New Delhi has just gone through a significant effort in building viable security architecture with neighbouring Indian Ocean island-states. There is now need for careful consideration of the impact of recent developments across the Islamic world on India’s security, and the welfare of its nationals in the Arab Gulf states.
The author is a former High Commissioner to Pakistan
Speaking at the Arab League summit, Qatar’s emir backs military offensive against Yemen but warns against intervention in Libya
Qatar’s Emir Tamim bin Hamad Al-Thani told the Arab League summit on Saturday that his country believes “there is no military solution” in war-torn Libya.
Tamim called for a political solution to the Libyan crisis through the participation of all political forces.
Libya is currently divided between an internationally recognised government in the east and Islamist-oriented rebels that control the capital Tripoli and other parts of the country.
Addressing the ongoing crisis in Yemen, where a Saudi-led military offensive has been targeting Houthi rebel sites with airstrikes since Thursday, the emir called for respect for the country’s legitimate regime.

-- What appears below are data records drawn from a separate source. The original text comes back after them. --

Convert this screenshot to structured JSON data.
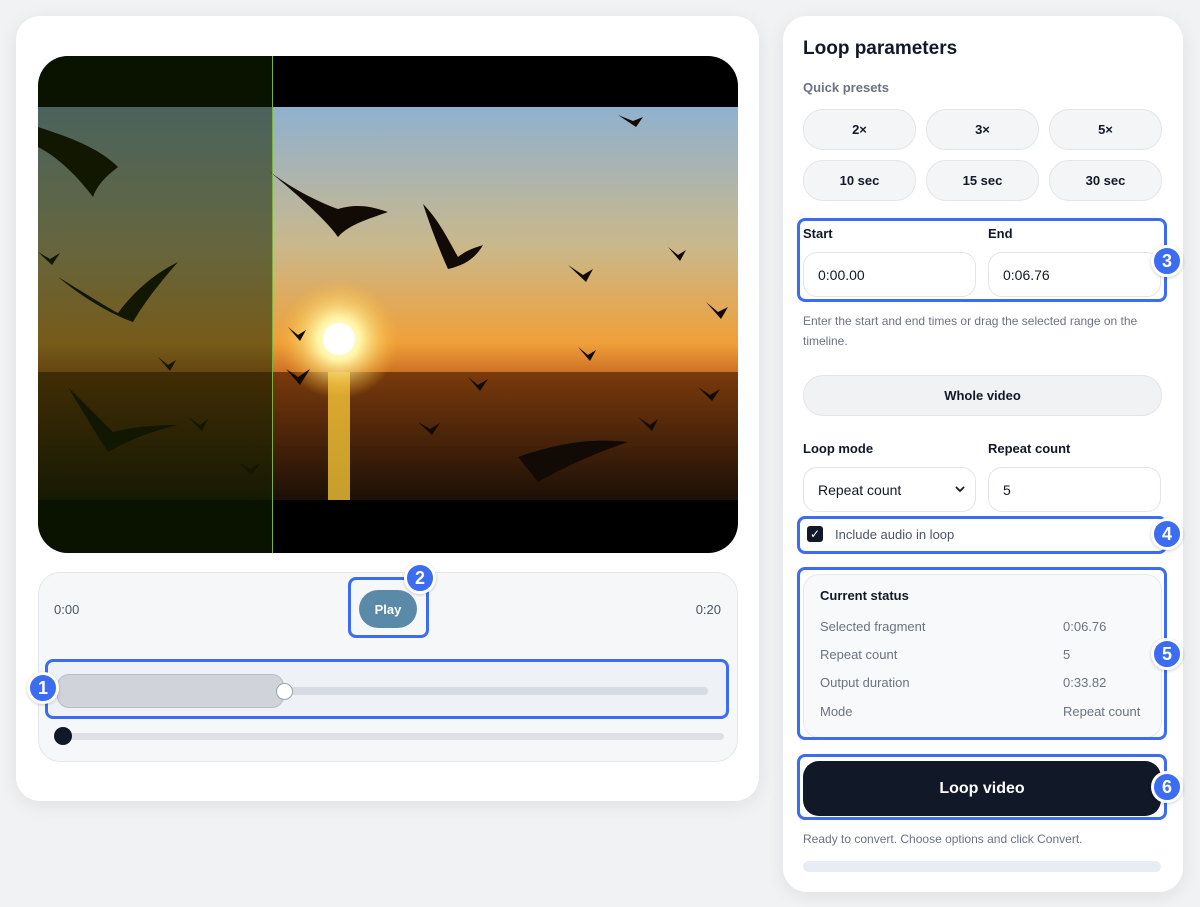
{
  "player": {
    "time_start": "0:00",
    "time_end": "0:20",
    "play_label": "Play",
    "selection_start_fraction": 0.0,
    "selection_end_fraction": 0.338,
    "playhead_fraction": 0.0
  },
  "panel": {
    "title": "Loop parameters",
    "presets_label": "Quick presets",
    "presets": [
      "2×",
      "3×",
      "5×",
      "10 sec",
      "15 sec",
      "30 sec"
    ],
    "start_label": "Start",
    "start_value": "0:00.00",
    "end_label": "End",
    "end_value": "0:06.76",
    "hint": "Enter the start and end times or drag the selected range on the timeline.",
    "whole_video_label": "Whole video",
    "loop_mode_label": "Loop mode",
    "loop_mode_value": "Repeat count",
    "repeat_count_label": "Repeat count",
    "repeat_count_value": "5",
    "include_audio_label": "Include audio in loop",
    "include_audio_checked": true
  },
  "status": {
    "title": "Current status",
    "rows": [
      {
        "key": "Selected fragment",
        "value": "0:06.76"
      },
      {
        "key": "Repeat count",
        "value": "5"
      },
      {
        "key": "Output duration",
        "value": "0:33.82"
      },
      {
        "key": "Mode",
        "value": "Repeat count"
      }
    ]
  },
  "action": {
    "loop_label": "Loop video",
    "ready_text": "Ready to convert. Choose options and click Convert.",
    "progress_fraction": 0.0
  },
  "badges": [
    "1",
    "2",
    "3",
    "4",
    "5",
    "6"
  ],
  "colors": {
    "accent": "#3b6cf2",
    "primary_dark": "#111827",
    "play_button": "#5a8aa8",
    "page_background": "#f1f2f4"
  }
}
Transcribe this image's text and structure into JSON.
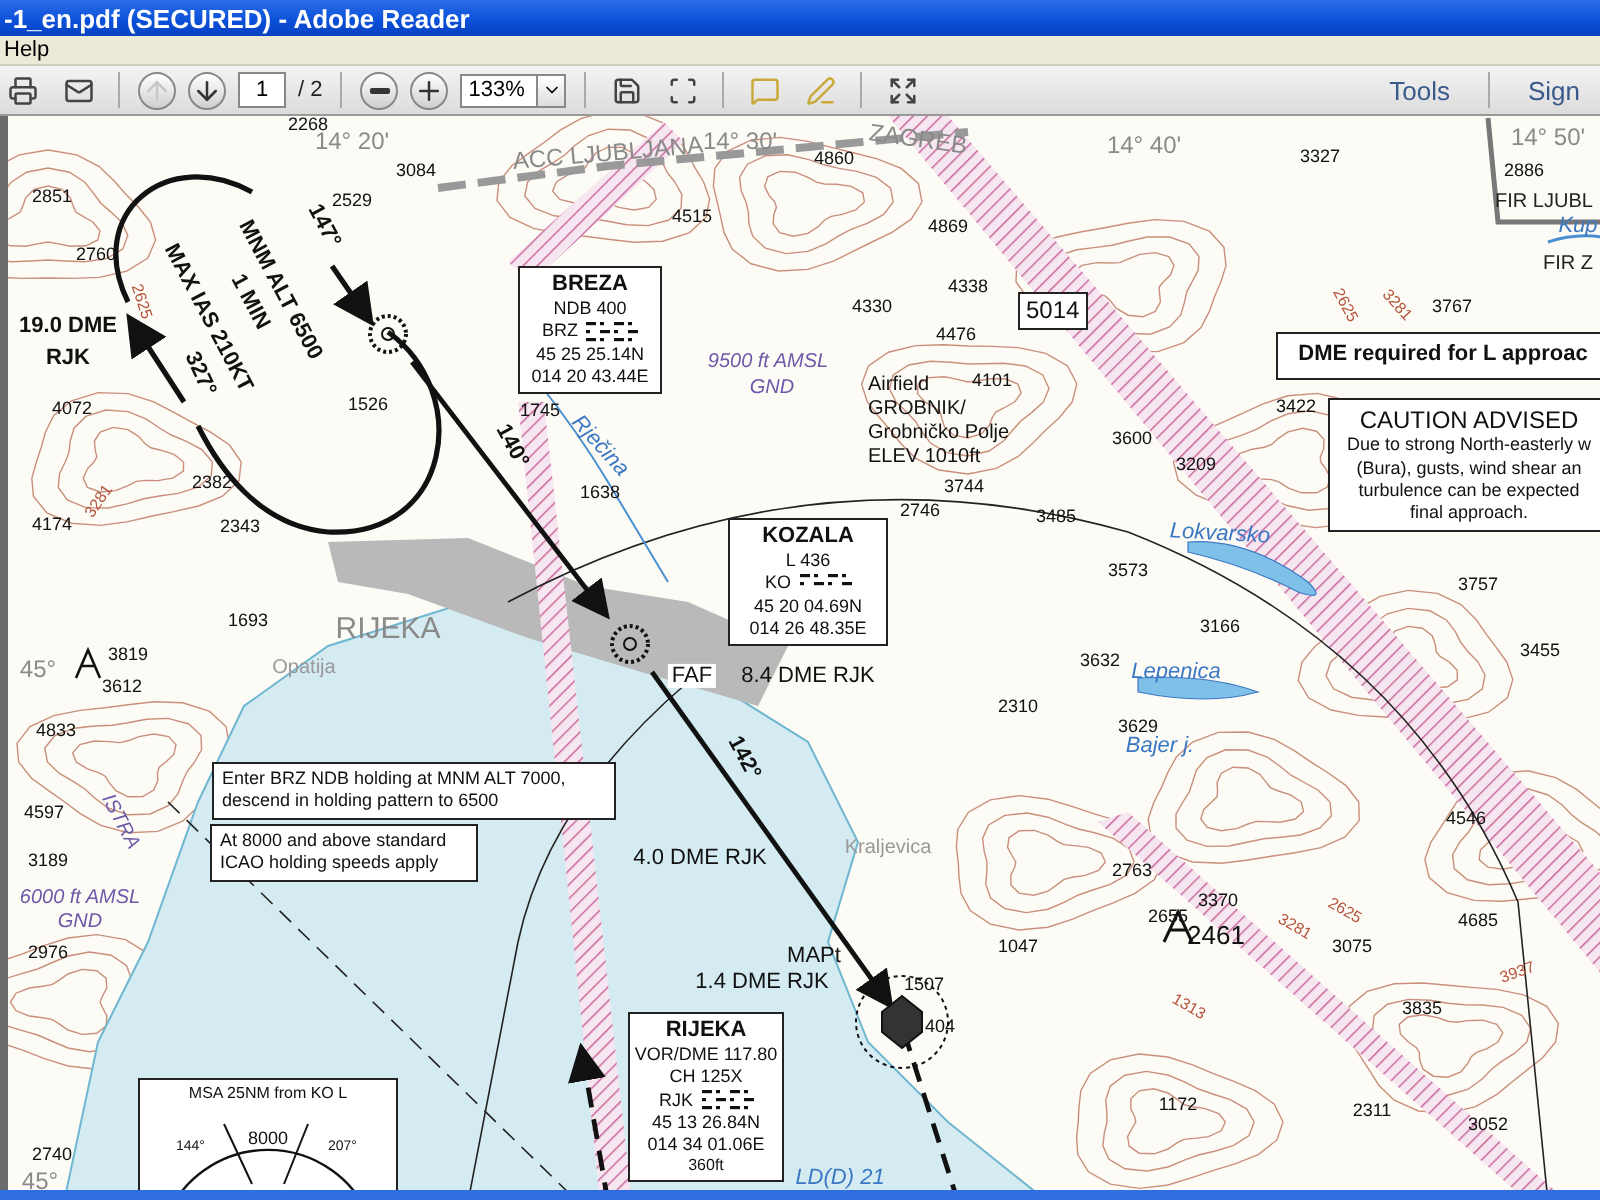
{
  "window": {
    "title": "-1_en.pdf (SECURED) - Adobe Reader"
  },
  "menu": [
    "Help"
  ],
  "toolbar": {
    "buttons": [
      {
        "kind": "print",
        "disabled": false
      },
      {
        "kind": "email",
        "disabled": false
      },
      {
        "kind": "prev",
        "disabled": true
      },
      {
        "kind": "next",
        "disabled": false
      }
    ],
    "page": "1",
    "page_total": "/ 2",
    "zoom_buttons": [
      {
        "kind": "zoom-out",
        "disabled": false
      },
      {
        "kind": "zoom-in",
        "disabled": false
      }
    ],
    "zoom": "133%",
    "view_buttons": [
      {
        "kind": "save",
        "disabled": false
      },
      {
        "kind": "fit",
        "disabled": false
      },
      {
        "kind": "comment",
        "disabled": false
      },
      {
        "kind": "sign",
        "disabled": false
      },
      {
        "kind": "fullscreen",
        "disabled": false
      }
    ],
    "links": [
      "Tools",
      "Sign"
    ]
  },
  "chart": {
    "labels": [
      {
        "kind": "coord",
        "text": "14° 20'"
      },
      {
        "kind": "spot",
        "text": "2268"
      },
      {
        "kind": "coord",
        "text": "14° 30'"
      },
      {
        "kind": "spot",
        "text": "4860"
      },
      {
        "kind": "coord",
        "text": "14° 40'"
      },
      {
        "kind": "spot",
        "text": "3327"
      },
      {
        "kind": "coord",
        "text": "14° 50'"
      },
      {
        "kind": "spot",
        "text": "2886"
      },
      {
        "kind": "coord",
        "text": "ACC LJUBLJANA"
      },
      {
        "kind": "coord",
        "text": "ZAGREB"
      },
      {
        "kind": "plain",
        "text": "FIR LJUBL"
      },
      {
        "kind": "water",
        "text": "Kup"
      },
      {
        "kind": "plain",
        "text": "FIR Z"
      },
      {
        "kind": "spot",
        "text": "2851"
      },
      {
        "kind": "spot",
        "text": "2529"
      },
      {
        "kind": "spot",
        "text": "3084"
      },
      {
        "kind": "spot",
        "text": "4515"
      },
      {
        "kind": "spot",
        "text": "4869"
      },
      {
        "kind": "spot",
        "text": "2760"
      },
      {
        "kind": "track",
        "text": "147°"
      },
      {
        "kind": "track",
        "text": "MNM ALT 6500"
      },
      {
        "kind": "track",
        "text": "1 MIN"
      },
      {
        "kind": "track",
        "text": "MAX IAS 210KT"
      },
      {
        "kind": "track",
        "text": "19.0 DME"
      },
      {
        "kind": "track",
        "text": "RJK"
      },
      {
        "kind": "track",
        "text": "327°"
      },
      {
        "kind": "spot",
        "text": "4072"
      },
      {
        "kind": "spot",
        "text": "1526"
      },
      {
        "kind": "spot",
        "text": "1745"
      },
      {
        "kind": "water",
        "text": "Rječina"
      },
      {
        "kind": "track",
        "text": "140°"
      },
      {
        "kind": "spot",
        "text": "2382"
      },
      {
        "kind": "spot",
        "text": "4174"
      },
      {
        "kind": "spot",
        "text": "2343"
      },
      {
        "kind": "spot",
        "text": "1638"
      },
      {
        "kind": "contour",
        "text": "2625"
      },
      {
        "kind": "contour",
        "text": "3281"
      },
      {
        "kind": "spot",
        "text": "4330"
      },
      {
        "kind": "spot",
        "text": "4338"
      },
      {
        "kind": "spot",
        "text": "4476"
      },
      {
        "kind": "airspace",
        "text": "9500 ft AMSL"
      },
      {
        "kind": "airspace",
        "text": "GND"
      },
      {
        "kind": "airfield",
        "text": "Airfield"
      },
      {
        "kind": "airfield",
        "text": "GROBNIK/"
      },
      {
        "kind": "airfield",
        "text": "Grobničko Polje"
      },
      {
        "kind": "airfield",
        "text": "ELEV 1010ft"
      },
      {
        "kind": "spot",
        "text": "4101"
      },
      {
        "kind": "spot",
        "text": "3600"
      },
      {
        "kind": "spot",
        "text": "3209"
      },
      {
        "kind": "spot",
        "text": "3422"
      },
      {
        "kind": "spot",
        "text": "3744"
      },
      {
        "kind": "spot",
        "text": "2746"
      },
      {
        "kind": "spot",
        "text": "3485"
      },
      {
        "kind": "water",
        "text": "Lokvarsko"
      },
      {
        "kind": "spot",
        "text": "3573"
      },
      {
        "kind": "spot",
        "text": "3166"
      },
      {
        "kind": "spot",
        "text": "3632"
      },
      {
        "kind": "spot",
        "text": "3767"
      },
      {
        "kind": "spot",
        "text": "3757"
      },
      {
        "kind": "spot",
        "text": "3455"
      },
      {
        "kind": "contour",
        "text": "2625"
      },
      {
        "kind": "contour",
        "text": "3281"
      },
      {
        "kind": "place",
        "text": "RIJEKA"
      },
      {
        "kind": "town",
        "text": "Opatija"
      },
      {
        "kind": "spot",
        "text": "3819"
      },
      {
        "kind": "spot",
        "text": "3612"
      },
      {
        "kind": "coord",
        "text": "45°"
      },
      {
        "kind": "spot",
        "text": "4833"
      },
      {
        "kind": "spot",
        "text": "1693"
      },
      {
        "kind": "fix",
        "text": "FAF"
      },
      {
        "kind": "dme",
        "text": "8.4 DME RJK"
      },
      {
        "kind": "track",
        "text": "142°"
      },
      {
        "kind": "airspace",
        "text": "ISTRA"
      },
      {
        "kind": "spot",
        "text": "4597"
      },
      {
        "kind": "spot",
        "text": "3189"
      },
      {
        "kind": "airspace",
        "text": "6000 ft AMSL"
      },
      {
        "kind": "airspace",
        "text": "GND"
      },
      {
        "kind": "spot",
        "text": "2976"
      },
      {
        "kind": "dme",
        "text": "4.0 DME RJK"
      },
      {
        "kind": "town",
        "text": "Kraljevica"
      },
      {
        "kind": "spot",
        "text": "2310"
      },
      {
        "kind": "water",
        "text": "Lepenica"
      },
      {
        "kind": "spot",
        "text": "3629"
      },
      {
        "kind": "water",
        "text": "Bajer j."
      },
      {
        "kind": "spot",
        "text": "2763"
      },
      {
        "kind": "spot",
        "text": "3370"
      },
      {
        "kind": "spot",
        "text": "2655"
      },
      {
        "kind": "peak",
        "text": "2461"
      },
      {
        "kind": "spot",
        "text": "3075"
      },
      {
        "kind": "spot",
        "text": "4546"
      },
      {
        "kind": "spot",
        "text": "4685"
      },
      {
        "kind": "spot",
        "text": "3835"
      },
      {
        "kind": "spot",
        "text": "1047"
      },
      {
        "kind": "dme",
        "text": "MAPt"
      },
      {
        "kind": "dme",
        "text": "1.4 DME RJK"
      },
      {
        "kind": "spot",
        "text": "1507"
      },
      {
        "kind": "spot",
        "text": "404"
      },
      {
        "kind": "spot",
        "text": "1172"
      },
      {
        "kind": "spot",
        "text": "2311"
      },
      {
        "kind": "spot",
        "text": "3052"
      },
      {
        "kind": "spot",
        "text": "2740"
      },
      {
        "kind": "coord",
        "text": "45°"
      },
      {
        "kind": "water",
        "text": "LD(D) 21"
      },
      {
        "kind": "contour",
        "text": "2625"
      },
      {
        "kind": "contour",
        "text": "3281"
      },
      {
        "kind": "contour",
        "text": "1313"
      },
      {
        "kind": "contour",
        "text": "3937"
      }
    ],
    "boxes": [
      {
        "kind": "navaid",
        "title": "BREZA",
        "freq": [
          "NDB 400"
        ],
        "ident": "BRZ",
        "coords": [
          "45 25 25.14N",
          "014 20 43.44E"
        ]
      },
      {
        "kind": "tag",
        "lines": [
          "5014"
        ]
      },
      {
        "kind": "banner",
        "lines": [
          "DME required for L approac"
        ]
      },
      {
        "kind": "caution",
        "title": "CAUTION ADVISED",
        "lines": [
          "Due to strong North-easterly w",
          "(Bura), gusts, wind shear an",
          "turbulence can be expected",
          "final approach."
        ]
      },
      {
        "kind": "navaid",
        "title": "KOZALA",
        "freq": [
          "L 436"
        ],
        "ident": "KO",
        "coords": [
          "45 20 04.69N",
          "014 26 48.35E"
        ]
      },
      {
        "kind": "note",
        "lines": [
          "Enter BRZ NDB holding at MNM ALT 7000,",
          "descend in holding pattern to 6500"
        ]
      },
      {
        "kind": "note",
        "lines": [
          "At 8000 and above standard",
          "ICAO holding speeds apply"
        ]
      },
      {
        "kind": "navaid",
        "title": "RIJEKA",
        "freq": [
          "VOR/DME 117.80",
          "CH 125X"
        ],
        "ident": "RJK",
        "coords": [
          "45 13 26.84N",
          "014 34 01.06E"
        ],
        "elevation": "360ft"
      },
      {
        "kind": "msa",
        "title": "MSA 25NM from  KO L",
        "lines": [
          "8000",
          "144°",
          "207°"
        ]
      }
    ]
  }
}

He called on the rebel militias to stand down in order to allow for the completion of a political solution that would gurantee security and stability for the Yemeni population.
He said that Qatar is ready to offer any needed support to achieve these ends.
The emir said that both the Houthi rebels, who are Shia Muslims, and Houthi ally and former Yemeni president Ali Abdullah Saleh, violated the process of the search for a political solution and the legitimacy of the regime of President Hadi.
This led, according to the emir, to to the rise of phenomenon that had not been present before in Yemen: “sectarian politics.”
The Qatari head of state stressed the importance of good relations with neighbour Iran, which some critics accuse of arming the Houthi rebels.
Tamim said Iran is part of the Islamic umma, calling on Tehran to respect neighbouring countries’ sovereignty.
“The multiplicity of sects and doctrines is part of our Arab identity, and should not be used as a reason for intervention in our internal affairs,” he said.
No room for Assad in Syria resolution
The Qatari leader also expressed his opposition to allowing the regime of Bashar Al-Assad to be part of the political solution to the Syrian crisis.
“A political solution means that the people make their own choices,” he stated.
He said the Syrian regime had wreaked havoc in the embattled country, accusing it of carrying out “the most brutal forms of savage killings.”
“When will we move, us Arabs, to end this tragedy?” he said.
The Syrian conflict has claimed at least 215,000 lives and displaced half of the country’s population since 2011.
The Qatari emir also said that the Palestinian issue is at the forefront of the challenges in the region.
“Reaching a fair and comprehensive settlement” is a must for peace and security, he said, calling for the implementation of the two-state solution.
“Israel is continuing its aggression against the Palestinian people,” said the emir.
He called on the UN Security Council to “carry out its ethical and legal responsibility to end the Israeli occupation.
He also called on Arab countries and the international community to pressure Israel to achieve that goal.
The Qatari ruler also said that solidarity with Iraq is an Arab responsibility , calling for a comprehensive political solution to resolve the region’s sectarian troubles.